Amblyopia is an often misunderstood term. Some people use the term ‘lazy eye’ but that’s not really a good description. This article is designed to help you understand what amblyopia is and isn’t, and the options to treat it.
What is Amblyopia?
Amblyopia is the condition where the eye is healthy, but doesn’t see well. This is usually a developmental problem, not a pathology problem. Failure of the eye to develop is from not being used for vision processing which is how the brain uses the information provide by the eye. This ‘disconnect’ can be the result of many things. The lay term “Lazy Eye” probably has its roots in the weaker eye not doing its ‘fair share’ of processing vision. Some are reasons for amblyopia are listed below:
- Strabismus (one eye turns in or out, over rarely up/down) . If strabismus occurs at a very young age, the brain will suppress, or ignore one eye so as to avoid seeing double. As such, the eye fails to develop. In some cases of strabismus, the child will take turns using each eye and as a result, both eyes may develop fully and no amblyopia is present.
- Anisometropis – this is the clinical name used to describe the problem of having very different vision measurements between the eyes. If one eye has a high prescription and the other eye does not, the eye that has the best uncorrected vision will usually develop better than the other.
- Deprivation – this is when one eye is deprived of the ability to see well because something is blocking the vision. Being born with a cataract (cloudy lens) or with a lid that droops over the line of sight may be sources of deprivation amblyopia.
How do you treat Amblyopia?
Optometrists and Ophthalmologists can design a treatment program for your child’s amblyopia. The earlier the child is caught with the condition, the better the odds of strengthening the eye with amblyopia. Some of treatment options are listed below:
- Wearing corrective eye wear. The child needs to have the best possible vision to improve the situation. In some cases, wearing the eye wear corrects strabismus as well.
- Forcing the weaker eye to work. In some cases, the child will need to spend part of the day with the better eye covered. This will force the weaker eye to be used, thus forcing its development.
- Vision therapy. Your child may benefit from a vision therapy regimen designed to help the eyes work together and develop fully.
- Any of these regimens need to begin early.

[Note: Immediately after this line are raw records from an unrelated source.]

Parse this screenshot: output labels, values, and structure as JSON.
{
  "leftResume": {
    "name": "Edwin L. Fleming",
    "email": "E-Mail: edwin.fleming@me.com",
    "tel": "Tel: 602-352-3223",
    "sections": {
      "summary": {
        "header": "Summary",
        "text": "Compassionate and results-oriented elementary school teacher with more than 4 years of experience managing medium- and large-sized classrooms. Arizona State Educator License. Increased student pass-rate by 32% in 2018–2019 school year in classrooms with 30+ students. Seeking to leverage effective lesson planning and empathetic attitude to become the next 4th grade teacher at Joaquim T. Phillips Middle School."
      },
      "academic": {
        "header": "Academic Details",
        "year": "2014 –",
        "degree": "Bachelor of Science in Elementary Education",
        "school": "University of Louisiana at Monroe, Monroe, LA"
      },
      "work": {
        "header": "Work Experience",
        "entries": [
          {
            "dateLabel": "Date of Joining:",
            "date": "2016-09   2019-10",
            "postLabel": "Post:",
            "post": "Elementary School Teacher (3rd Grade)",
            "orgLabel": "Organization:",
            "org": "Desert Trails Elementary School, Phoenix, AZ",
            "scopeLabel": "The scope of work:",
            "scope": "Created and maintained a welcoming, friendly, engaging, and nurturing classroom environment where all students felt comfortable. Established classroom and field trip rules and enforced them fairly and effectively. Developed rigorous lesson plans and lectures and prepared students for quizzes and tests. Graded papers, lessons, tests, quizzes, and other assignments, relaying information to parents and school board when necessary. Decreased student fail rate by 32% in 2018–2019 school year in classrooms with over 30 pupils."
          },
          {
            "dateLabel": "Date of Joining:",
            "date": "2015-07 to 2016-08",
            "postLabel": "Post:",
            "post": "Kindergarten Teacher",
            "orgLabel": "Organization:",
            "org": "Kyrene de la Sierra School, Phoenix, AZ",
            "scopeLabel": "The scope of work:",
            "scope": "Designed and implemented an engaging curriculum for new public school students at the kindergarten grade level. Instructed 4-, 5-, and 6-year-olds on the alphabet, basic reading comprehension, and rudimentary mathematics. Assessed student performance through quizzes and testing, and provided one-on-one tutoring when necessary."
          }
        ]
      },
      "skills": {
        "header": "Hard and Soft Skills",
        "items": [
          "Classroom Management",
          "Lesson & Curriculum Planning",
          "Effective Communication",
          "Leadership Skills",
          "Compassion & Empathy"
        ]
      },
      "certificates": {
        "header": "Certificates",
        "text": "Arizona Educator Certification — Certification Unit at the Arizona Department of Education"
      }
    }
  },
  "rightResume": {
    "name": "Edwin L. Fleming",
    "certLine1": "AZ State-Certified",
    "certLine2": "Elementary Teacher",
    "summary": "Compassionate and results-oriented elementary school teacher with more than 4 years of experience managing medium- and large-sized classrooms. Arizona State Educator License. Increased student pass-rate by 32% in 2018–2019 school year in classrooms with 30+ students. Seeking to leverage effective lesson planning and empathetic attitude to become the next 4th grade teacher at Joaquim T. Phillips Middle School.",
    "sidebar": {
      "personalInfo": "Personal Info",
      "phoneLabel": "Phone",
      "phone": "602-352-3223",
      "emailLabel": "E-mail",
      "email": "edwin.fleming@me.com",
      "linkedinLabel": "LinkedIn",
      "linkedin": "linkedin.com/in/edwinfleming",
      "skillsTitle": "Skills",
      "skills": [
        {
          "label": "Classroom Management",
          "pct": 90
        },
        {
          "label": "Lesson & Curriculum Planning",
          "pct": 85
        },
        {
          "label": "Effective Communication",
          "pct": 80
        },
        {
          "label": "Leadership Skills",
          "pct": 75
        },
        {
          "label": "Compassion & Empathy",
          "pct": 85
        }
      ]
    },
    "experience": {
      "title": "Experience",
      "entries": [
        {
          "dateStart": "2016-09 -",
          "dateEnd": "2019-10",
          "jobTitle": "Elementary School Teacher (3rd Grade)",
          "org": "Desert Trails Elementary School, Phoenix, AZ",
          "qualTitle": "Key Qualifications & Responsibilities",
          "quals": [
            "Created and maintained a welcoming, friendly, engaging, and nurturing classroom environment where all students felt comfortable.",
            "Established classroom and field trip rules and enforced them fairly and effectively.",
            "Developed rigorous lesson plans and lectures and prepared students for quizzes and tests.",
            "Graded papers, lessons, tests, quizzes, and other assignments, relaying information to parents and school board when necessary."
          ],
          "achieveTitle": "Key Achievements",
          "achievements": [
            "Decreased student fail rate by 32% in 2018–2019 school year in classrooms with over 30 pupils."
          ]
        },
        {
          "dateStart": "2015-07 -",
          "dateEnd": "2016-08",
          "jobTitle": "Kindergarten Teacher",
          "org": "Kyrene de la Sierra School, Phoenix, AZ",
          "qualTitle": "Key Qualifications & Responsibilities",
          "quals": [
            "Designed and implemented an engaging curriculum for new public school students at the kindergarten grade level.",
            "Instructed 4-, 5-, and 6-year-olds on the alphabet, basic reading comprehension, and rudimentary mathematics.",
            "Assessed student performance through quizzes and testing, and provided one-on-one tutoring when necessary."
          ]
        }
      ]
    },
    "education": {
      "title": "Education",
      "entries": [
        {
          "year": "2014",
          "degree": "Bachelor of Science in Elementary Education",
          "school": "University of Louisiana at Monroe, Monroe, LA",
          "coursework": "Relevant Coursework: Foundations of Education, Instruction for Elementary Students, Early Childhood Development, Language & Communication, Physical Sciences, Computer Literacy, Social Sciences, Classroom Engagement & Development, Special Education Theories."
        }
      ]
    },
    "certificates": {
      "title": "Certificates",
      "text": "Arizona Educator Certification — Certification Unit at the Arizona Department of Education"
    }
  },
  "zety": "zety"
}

After the child is 6 or 7 years of age, progress becomes less likely.
For more information, visit the American Optometric Association website.